Wang Zuoan, director of the State Administration of Religious Affairs, described the campaign as a "major event" in the construction of Chinese Christian theology. Stressing that Christianity should be compatible with the country's socialist society, Wang urged the campaign to make concrete efforts to boost Chinese Christians' qualities concerning politics, belief, law and society.

The good news for proponents of traditional theology here is that Bishop Ting's “theology of love” is nowhere mentioned; this plus an implicit admission of a need for change imply he has no residual authority or even may be on death's door. His liberal "process" theology had been the centerpiece of the Jiang Zemin era’s "theological reconstruction" (in all religions). It inspired a very intrusive government effort to get religions to forgo talk of the supernatural, stress ethics and serve socialism (e.g. "mutual adaptation"). The awards being given now to an "evangelical group," other references to evangelism, plus Gao Feng's guidelines (including Biblical doctrine) are all positive signs.

The possible bad news for unregistered churches: Whenever any government-endorsed agency (here, the TSPM-CCC) is given a mandate to do something (charity; theology), the implicit message is "no one else has the right to do it." From this perspective, a 5 year campaign to "guide" the promotion of "correct" theology is the "same old, same old." Depending on the political "winds" and concrete implementation guidelines (rarely published), this implicit message may be ignored or enforced. Wang Zuo'an's comments not surprisingly put politics first and belief second in the task of improving Christians. But his reference to law, and to society keep the door open for grass-roots efforts to promote rule of law and faith-based NPOs.

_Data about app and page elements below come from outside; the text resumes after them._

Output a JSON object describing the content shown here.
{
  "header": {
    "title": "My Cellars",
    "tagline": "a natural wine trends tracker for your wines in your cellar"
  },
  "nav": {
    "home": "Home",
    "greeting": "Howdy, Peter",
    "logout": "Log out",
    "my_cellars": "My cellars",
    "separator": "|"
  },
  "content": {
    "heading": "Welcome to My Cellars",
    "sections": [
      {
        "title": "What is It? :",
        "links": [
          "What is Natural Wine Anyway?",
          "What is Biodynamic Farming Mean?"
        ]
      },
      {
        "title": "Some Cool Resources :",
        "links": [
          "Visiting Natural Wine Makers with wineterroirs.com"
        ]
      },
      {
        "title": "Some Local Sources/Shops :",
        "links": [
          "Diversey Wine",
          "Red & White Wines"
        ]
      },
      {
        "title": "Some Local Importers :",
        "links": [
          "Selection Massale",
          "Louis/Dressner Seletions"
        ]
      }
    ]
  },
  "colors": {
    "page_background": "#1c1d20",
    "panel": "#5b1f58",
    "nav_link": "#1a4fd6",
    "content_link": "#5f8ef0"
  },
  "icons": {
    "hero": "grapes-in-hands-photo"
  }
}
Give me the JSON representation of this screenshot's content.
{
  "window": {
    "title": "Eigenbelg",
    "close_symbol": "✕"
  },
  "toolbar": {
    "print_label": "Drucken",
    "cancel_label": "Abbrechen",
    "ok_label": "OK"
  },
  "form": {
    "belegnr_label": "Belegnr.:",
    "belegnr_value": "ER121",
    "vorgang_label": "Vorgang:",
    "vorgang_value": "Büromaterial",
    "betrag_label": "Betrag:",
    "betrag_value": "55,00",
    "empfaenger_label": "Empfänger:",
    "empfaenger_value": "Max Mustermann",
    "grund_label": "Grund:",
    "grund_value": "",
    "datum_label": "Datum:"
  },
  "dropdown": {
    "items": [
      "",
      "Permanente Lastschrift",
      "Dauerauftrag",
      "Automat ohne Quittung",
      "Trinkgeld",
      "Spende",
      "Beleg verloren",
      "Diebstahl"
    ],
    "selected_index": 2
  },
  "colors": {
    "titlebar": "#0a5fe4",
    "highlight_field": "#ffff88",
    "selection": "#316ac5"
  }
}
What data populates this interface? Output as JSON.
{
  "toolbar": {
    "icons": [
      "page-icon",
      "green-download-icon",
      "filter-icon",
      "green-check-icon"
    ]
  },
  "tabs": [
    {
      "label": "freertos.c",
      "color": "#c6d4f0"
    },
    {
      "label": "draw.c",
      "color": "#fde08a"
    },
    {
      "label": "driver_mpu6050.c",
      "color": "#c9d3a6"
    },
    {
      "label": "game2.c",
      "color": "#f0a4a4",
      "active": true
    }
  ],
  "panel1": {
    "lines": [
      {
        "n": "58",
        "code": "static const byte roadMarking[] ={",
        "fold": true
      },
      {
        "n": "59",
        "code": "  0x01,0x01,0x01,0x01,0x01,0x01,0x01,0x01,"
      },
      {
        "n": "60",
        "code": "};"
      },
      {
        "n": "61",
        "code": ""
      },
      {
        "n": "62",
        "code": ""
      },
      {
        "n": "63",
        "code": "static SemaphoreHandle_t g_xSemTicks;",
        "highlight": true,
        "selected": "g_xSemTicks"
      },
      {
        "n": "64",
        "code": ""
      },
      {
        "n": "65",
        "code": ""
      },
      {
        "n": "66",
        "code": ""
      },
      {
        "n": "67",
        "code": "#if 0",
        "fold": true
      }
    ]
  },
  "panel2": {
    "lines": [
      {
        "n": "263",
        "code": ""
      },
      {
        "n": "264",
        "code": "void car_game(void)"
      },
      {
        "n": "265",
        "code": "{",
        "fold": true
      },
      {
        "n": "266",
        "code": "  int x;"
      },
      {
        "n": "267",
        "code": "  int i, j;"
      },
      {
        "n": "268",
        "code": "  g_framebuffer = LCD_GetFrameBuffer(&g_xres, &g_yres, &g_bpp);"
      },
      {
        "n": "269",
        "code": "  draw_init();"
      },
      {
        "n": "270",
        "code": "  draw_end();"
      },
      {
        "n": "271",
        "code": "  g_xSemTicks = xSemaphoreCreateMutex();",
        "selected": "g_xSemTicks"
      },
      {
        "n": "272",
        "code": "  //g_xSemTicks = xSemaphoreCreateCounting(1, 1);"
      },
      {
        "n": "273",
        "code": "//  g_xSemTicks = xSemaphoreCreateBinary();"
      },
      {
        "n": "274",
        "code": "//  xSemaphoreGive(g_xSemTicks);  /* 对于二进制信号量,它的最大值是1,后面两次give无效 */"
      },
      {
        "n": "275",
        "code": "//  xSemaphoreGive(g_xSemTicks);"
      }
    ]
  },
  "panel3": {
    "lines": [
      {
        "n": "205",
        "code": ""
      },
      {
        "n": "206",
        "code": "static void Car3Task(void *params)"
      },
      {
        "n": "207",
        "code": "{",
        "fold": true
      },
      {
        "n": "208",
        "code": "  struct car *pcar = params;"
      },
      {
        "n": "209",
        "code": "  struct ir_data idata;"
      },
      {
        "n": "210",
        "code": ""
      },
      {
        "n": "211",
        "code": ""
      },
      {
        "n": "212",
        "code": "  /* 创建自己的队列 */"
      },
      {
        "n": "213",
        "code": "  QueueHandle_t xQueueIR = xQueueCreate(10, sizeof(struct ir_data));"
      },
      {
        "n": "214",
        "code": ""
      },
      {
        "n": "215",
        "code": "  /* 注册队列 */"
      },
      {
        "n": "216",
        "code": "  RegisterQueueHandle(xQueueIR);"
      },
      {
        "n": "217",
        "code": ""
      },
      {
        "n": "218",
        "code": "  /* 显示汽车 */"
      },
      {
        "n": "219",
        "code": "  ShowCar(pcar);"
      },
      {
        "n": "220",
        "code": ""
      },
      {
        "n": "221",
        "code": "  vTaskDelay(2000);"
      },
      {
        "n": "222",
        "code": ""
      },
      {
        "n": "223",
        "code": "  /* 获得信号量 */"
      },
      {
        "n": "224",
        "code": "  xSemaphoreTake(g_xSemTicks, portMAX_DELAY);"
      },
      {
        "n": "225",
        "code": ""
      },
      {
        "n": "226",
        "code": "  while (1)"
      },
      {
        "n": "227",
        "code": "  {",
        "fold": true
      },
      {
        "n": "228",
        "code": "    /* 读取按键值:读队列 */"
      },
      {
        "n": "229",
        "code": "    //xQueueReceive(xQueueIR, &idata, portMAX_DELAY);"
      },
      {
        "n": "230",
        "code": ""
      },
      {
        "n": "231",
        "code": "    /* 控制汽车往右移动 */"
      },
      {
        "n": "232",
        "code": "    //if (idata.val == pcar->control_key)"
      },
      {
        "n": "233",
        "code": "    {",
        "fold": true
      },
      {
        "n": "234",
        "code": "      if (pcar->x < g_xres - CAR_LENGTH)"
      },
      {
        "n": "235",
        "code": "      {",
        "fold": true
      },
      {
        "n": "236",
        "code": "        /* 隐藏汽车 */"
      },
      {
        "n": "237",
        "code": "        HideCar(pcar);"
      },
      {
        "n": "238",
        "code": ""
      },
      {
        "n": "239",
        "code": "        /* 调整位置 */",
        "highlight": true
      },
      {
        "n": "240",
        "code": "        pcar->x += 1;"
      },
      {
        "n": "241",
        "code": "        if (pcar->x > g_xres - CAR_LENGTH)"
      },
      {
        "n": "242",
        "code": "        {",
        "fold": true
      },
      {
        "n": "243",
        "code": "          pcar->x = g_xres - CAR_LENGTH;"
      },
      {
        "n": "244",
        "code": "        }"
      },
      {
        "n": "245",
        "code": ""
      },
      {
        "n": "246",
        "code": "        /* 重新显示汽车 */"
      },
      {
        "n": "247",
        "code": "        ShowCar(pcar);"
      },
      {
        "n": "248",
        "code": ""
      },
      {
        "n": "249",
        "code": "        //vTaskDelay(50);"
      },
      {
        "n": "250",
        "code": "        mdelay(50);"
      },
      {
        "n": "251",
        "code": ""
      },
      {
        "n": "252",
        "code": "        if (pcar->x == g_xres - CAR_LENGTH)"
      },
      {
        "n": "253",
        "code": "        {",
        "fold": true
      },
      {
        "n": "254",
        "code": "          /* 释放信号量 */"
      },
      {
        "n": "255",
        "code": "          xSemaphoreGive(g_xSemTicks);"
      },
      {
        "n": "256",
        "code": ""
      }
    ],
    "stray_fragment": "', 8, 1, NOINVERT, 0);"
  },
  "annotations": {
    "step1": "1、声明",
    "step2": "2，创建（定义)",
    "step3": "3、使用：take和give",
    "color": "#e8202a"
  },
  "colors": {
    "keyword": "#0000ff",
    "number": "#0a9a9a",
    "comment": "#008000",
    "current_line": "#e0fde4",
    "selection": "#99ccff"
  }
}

Carol Lee Hamrin

For complete reporting in Chinese, please refer to:
http://www.sara.gov.cn/xwzx/xwjj/16524.htm